At the climax, Vincent and Ralph find themselves in the desert, each with a gun drawn, arguing over whether Vincent ought to be allowed to kill the forger himself. This time, it’s Vincent who—with a symmetry that’s a little too neat—informs Ralph that there’s a difference between the law and justice. Ralph rejects the proposition, and takes the chip forger into custody, while Vincent consoles himself by reclaiming the money that the thief stole from his casino. The exchange produces a few sparks, which is practically a first for Ralph and Vincent’s dustups. I’m not sure whether the tracking down of the culprit, which is the heart of the episode, doesn’t generate more excitement. Maybe it’s just that nothing seems at stake; the dentist barely rates as a character, his accomplice doesn’t make an impression until it’s too late, and despite Vincent’s dire pronouncements on how something like a cascade of bad chips can ruin him, there’s never a moment when he seems in danger or under pressure. His most stressful moment comes when he has to tell his wife that he’s standing her up for lunch. (Telling him that she expects things to be different now that she’s moved to Vegas at his request, she tells him, “I made an art form of dining alone in Chicago.”)
There’s also a subplot involving the mayoral election, and right now, it’s weird enough to make me dread wherever it’s going. Mayor Bennett seems to have the election in the bag, but there is a token opposition candidate: George Grady (Gil Bellows), a charisma-impaired loser with no shot at winning. Looking to build a political power base, Vincent takes Grady under his wing and quickly polishes him into a glib charmer who has all the ladies of Las Vegas eating out of his hand.
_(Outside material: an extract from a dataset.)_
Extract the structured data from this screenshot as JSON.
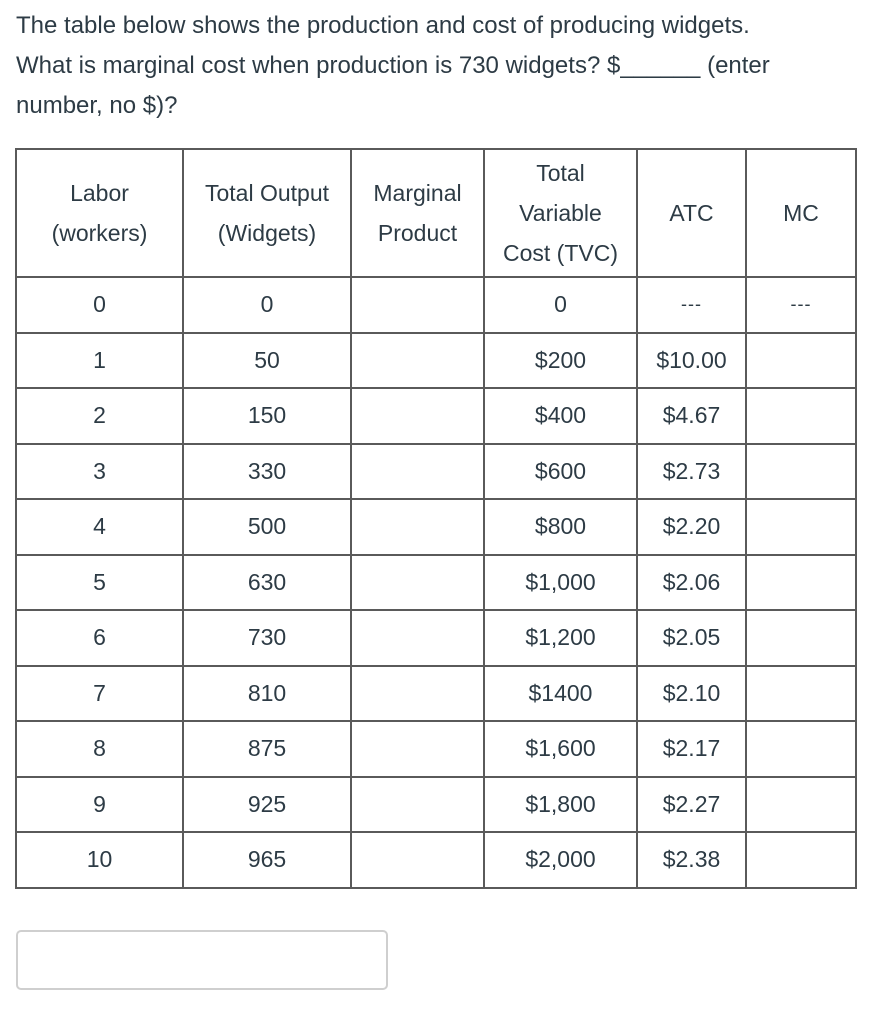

The 1960 presidential election is going on in the background, and the mayor’s race seems intended to mirror it, with Grady standing in for Kennedy and Bennett for Nixon. Vincent’s wife even alludes to the urban myth that Kennedy won because gangsters in Chicago rigged the game. The episode ends with the big televised debate, where Bennett, like Nixon, refuses to be made up for the cameras. In 1960, Nixon was destroyed in the TV debate partly because he looked like the talking dead. Here, Bennett still looks pretty good without makeup, but after Grady delivers his opening salvo, one of Vincent’s minions takes an axe to the transmitter, and Bennett never gets to respond. This is how it should be, Vincent explains, because people only remember the last thing they saw. Vegas had better hope not.